■ Dataset records ■

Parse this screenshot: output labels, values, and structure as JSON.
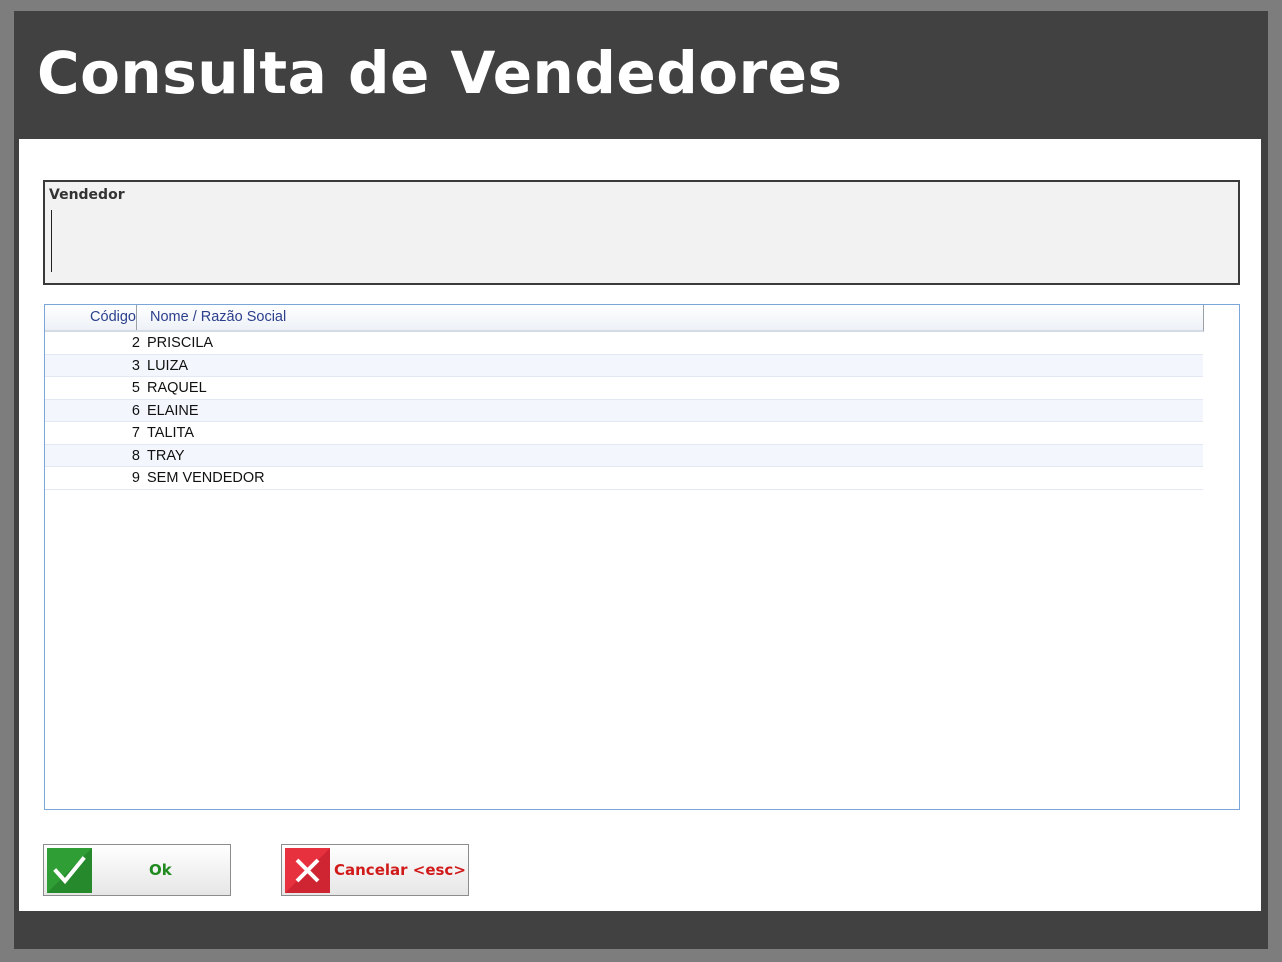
{
  "window": {
    "title": "Consulta de Vendedores"
  },
  "search": {
    "label": "Vendedor",
    "value": ""
  },
  "grid": {
    "columns": [
      "Código",
      "Nome / Razão Social"
    ],
    "rows": [
      {
        "codigo": "2",
        "nome": "PRISCILA"
      },
      {
        "codigo": "3",
        "nome": "LUIZA"
      },
      {
        "codigo": "5",
        "nome": "RAQUEL"
      },
      {
        "codigo": "6",
        "nome": "ELAINE"
      },
      {
        "codigo": "7",
        "nome": "TALITA"
      },
      {
        "codigo": "8",
        "nome": "TRAY"
      },
      {
        "codigo": "9",
        "nome": "SEM VENDEDOR"
      }
    ]
  },
  "buttons": {
    "ok_label": "Ok",
    "ok_icon": "check-icon",
    "cancel_label": "Cancelar <esc>",
    "cancel_icon": "close-icon"
  },
  "colors": {
    "title_bar": "#414141",
    "ok_green": "#1f8a1f",
    "cancel_red": "#d11a1a",
    "grid_border": "#7aa6d9",
    "header_text": "#2c3f8c"
  }
}
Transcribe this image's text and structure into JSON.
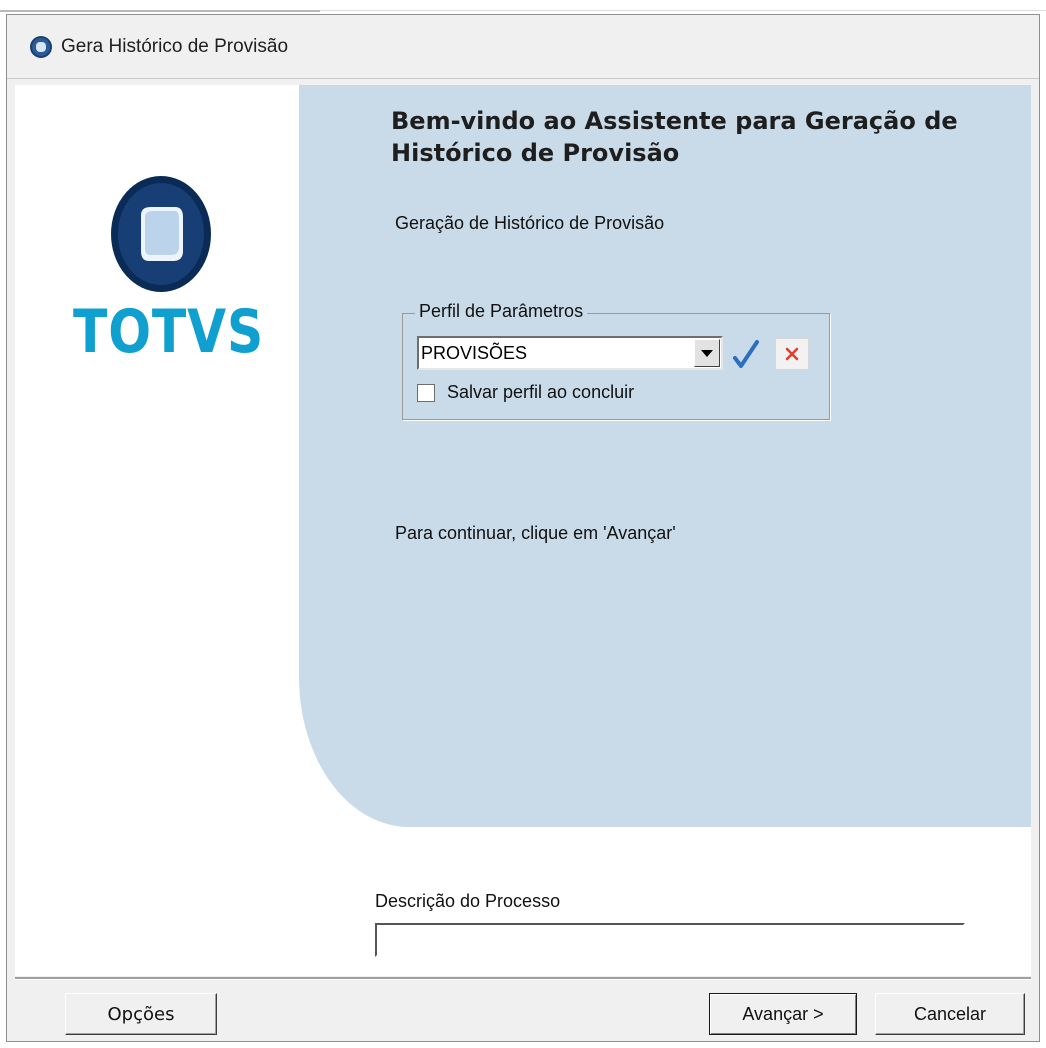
{
  "window": {
    "title": "Gera Histórico de Provisão",
    "icon": "totvs-logo-icon"
  },
  "logo": {
    "text": "TOTVS",
    "color": "#0fa0cf"
  },
  "wizard": {
    "heading": "Bem-vindo ao Assistente para Geração de Histórico de Provisão",
    "subtitle": "Geração de Histórico de Provisão",
    "continue_text": "Para continuar, clique em 'Avançar'",
    "panel_color": "#c9dbe8"
  },
  "profile_group": {
    "legend": "Perfil de Parâmetros",
    "combo_value": "PROVISÕES",
    "confirm_icon": "checkmark-icon",
    "clear_icon": "close-icon",
    "save_checkbox_label": "Salvar perfil ao concluir",
    "save_checkbox_checked": false
  },
  "process": {
    "label": "Descrição do Processo",
    "value": ""
  },
  "buttons": {
    "options": "Opções",
    "next": "Avançar >",
    "cancel": "Cancelar"
  }
}
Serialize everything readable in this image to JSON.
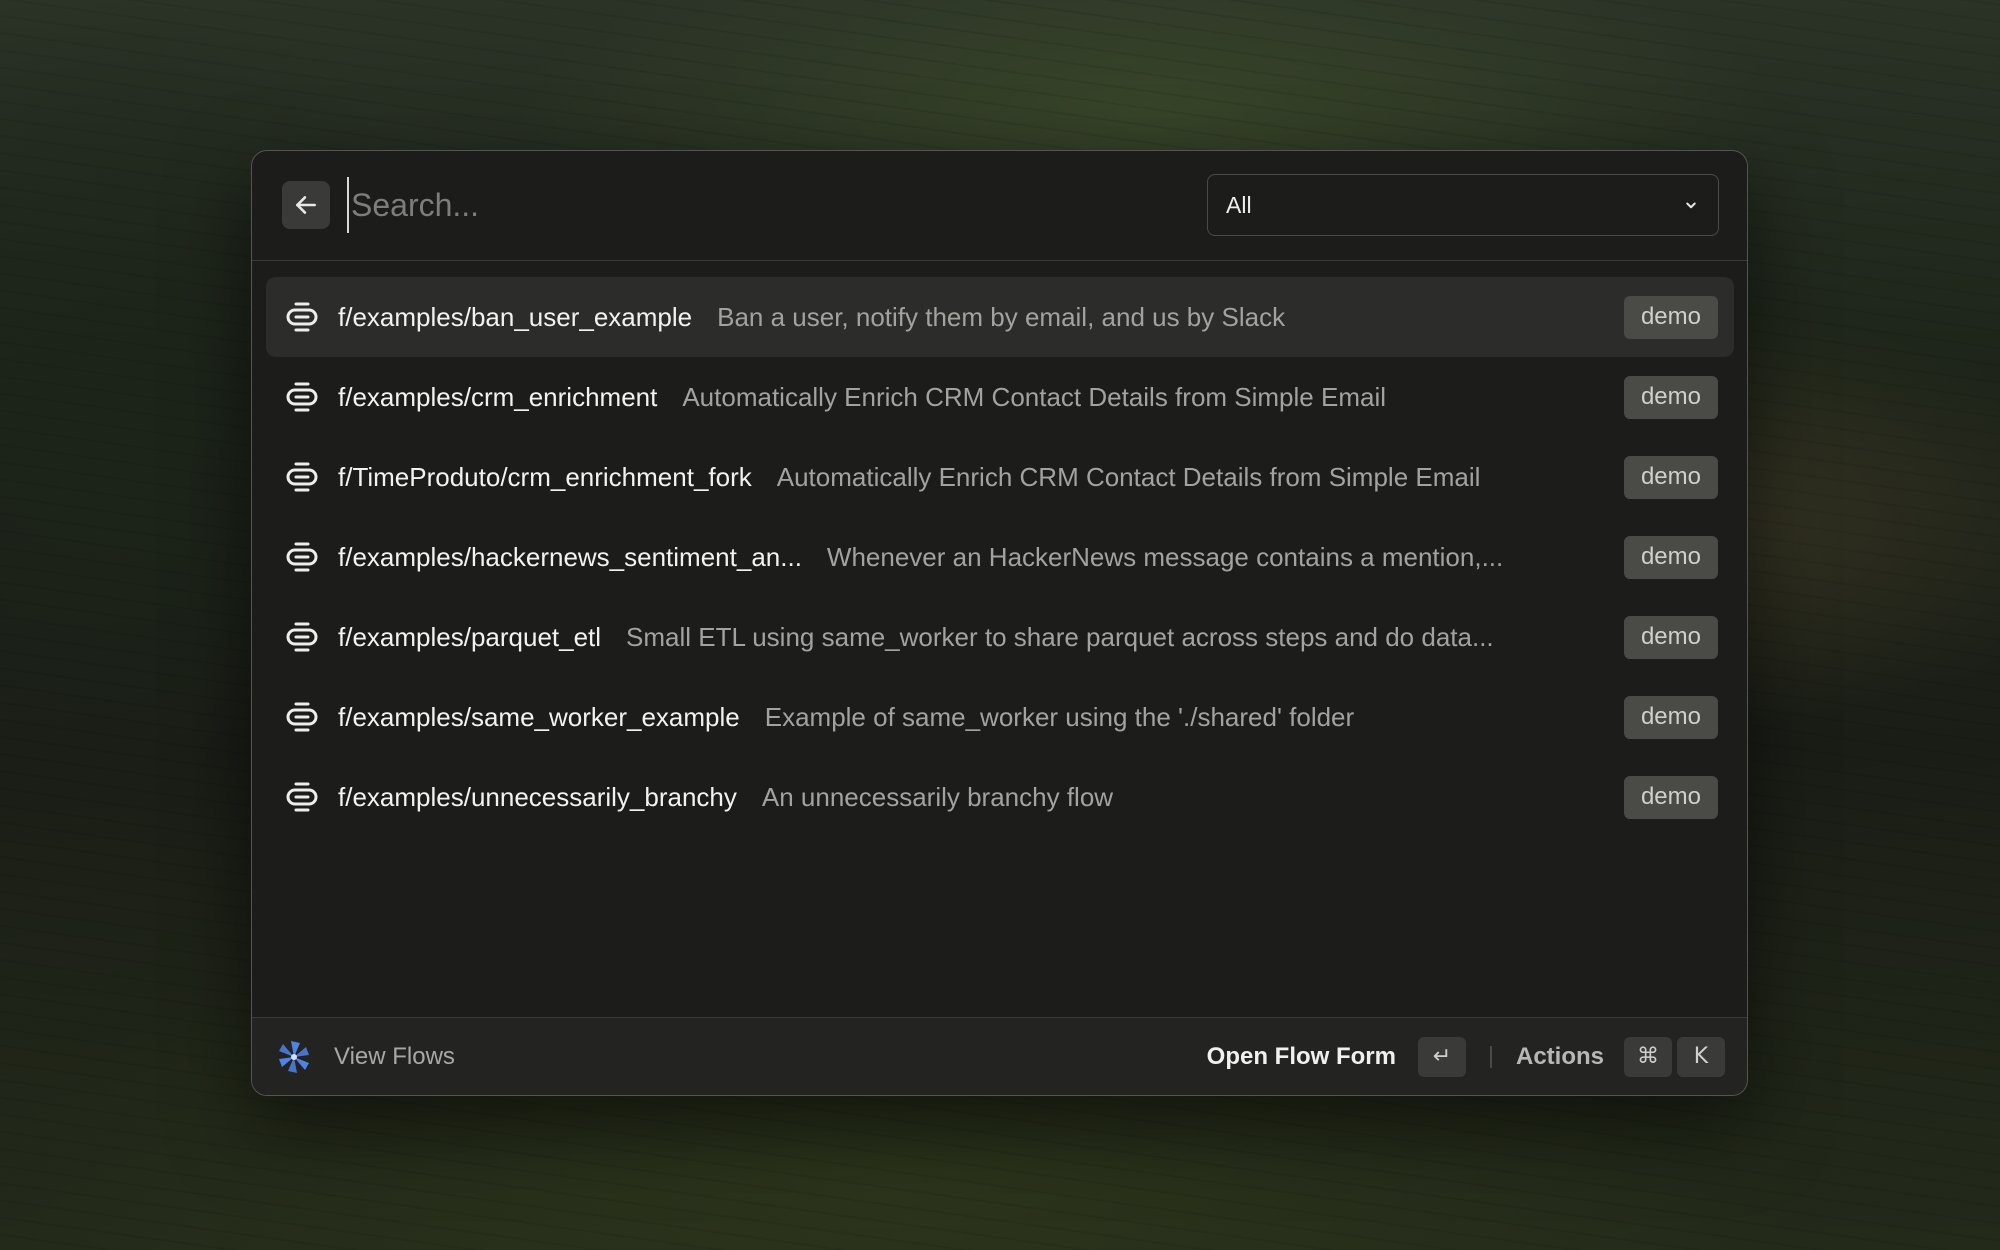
{
  "search": {
    "placeholder": "Search...",
    "value": ""
  },
  "filter": {
    "selected": "All"
  },
  "results": [
    {
      "path": "f/examples/ban_user_example",
      "description": "Ban a user, notify them by email, and us by Slack",
      "badge": "demo",
      "selected": true
    },
    {
      "path": "f/examples/crm_enrichment",
      "description": "Automatically Enrich CRM Contact Details from Simple Email",
      "badge": "demo",
      "selected": false
    },
    {
      "path": "f/TimeProduto/crm_enrichment_fork",
      "description": "Automatically Enrich CRM Contact Details from Simple Email",
      "badge": "demo",
      "selected": false
    },
    {
      "path": "f/examples/hackernews_sentiment_an...",
      "description": "Whenever an HackerNews message contains a mention,...",
      "badge": "demo",
      "selected": false
    },
    {
      "path": "f/examples/parquet_etl",
      "description": "Small ETL using same_worker to share parquet across steps and do data...",
      "badge": "demo",
      "selected": false
    },
    {
      "path": "f/examples/same_worker_example",
      "description": "Example of same_worker using the './shared' folder",
      "badge": "demo",
      "selected": false
    },
    {
      "path": "f/examples/unnecessarily_branchy",
      "description": "An unnecessarily branchy flow",
      "badge": "demo",
      "selected": false
    }
  ],
  "footer": {
    "title": "View Flows",
    "primary_action": "Open Flow Form",
    "enter_key": "↵",
    "actions_label": "Actions",
    "cmd_key": "⌘",
    "k_key": "K"
  },
  "icons": {
    "back": "arrow-left-icon",
    "chevron": "chevron-down-icon",
    "flow": "flow-icon",
    "logo": "windmill-logo-icon"
  },
  "colors": {
    "panel_bg": "#1c1c1b",
    "selected_row_bg": "#2c2c2a",
    "badge_bg": "#4a4a47",
    "logo_blue": "#4f83e8"
  }
}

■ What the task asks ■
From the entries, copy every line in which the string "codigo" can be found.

■ Expected answer ■
        "codigo": "2",
        "codigo": "3",
        "codigo": "5",
        "codigo": "6",
        "codigo": "7",
        "codigo": "8",
        "codigo": "9",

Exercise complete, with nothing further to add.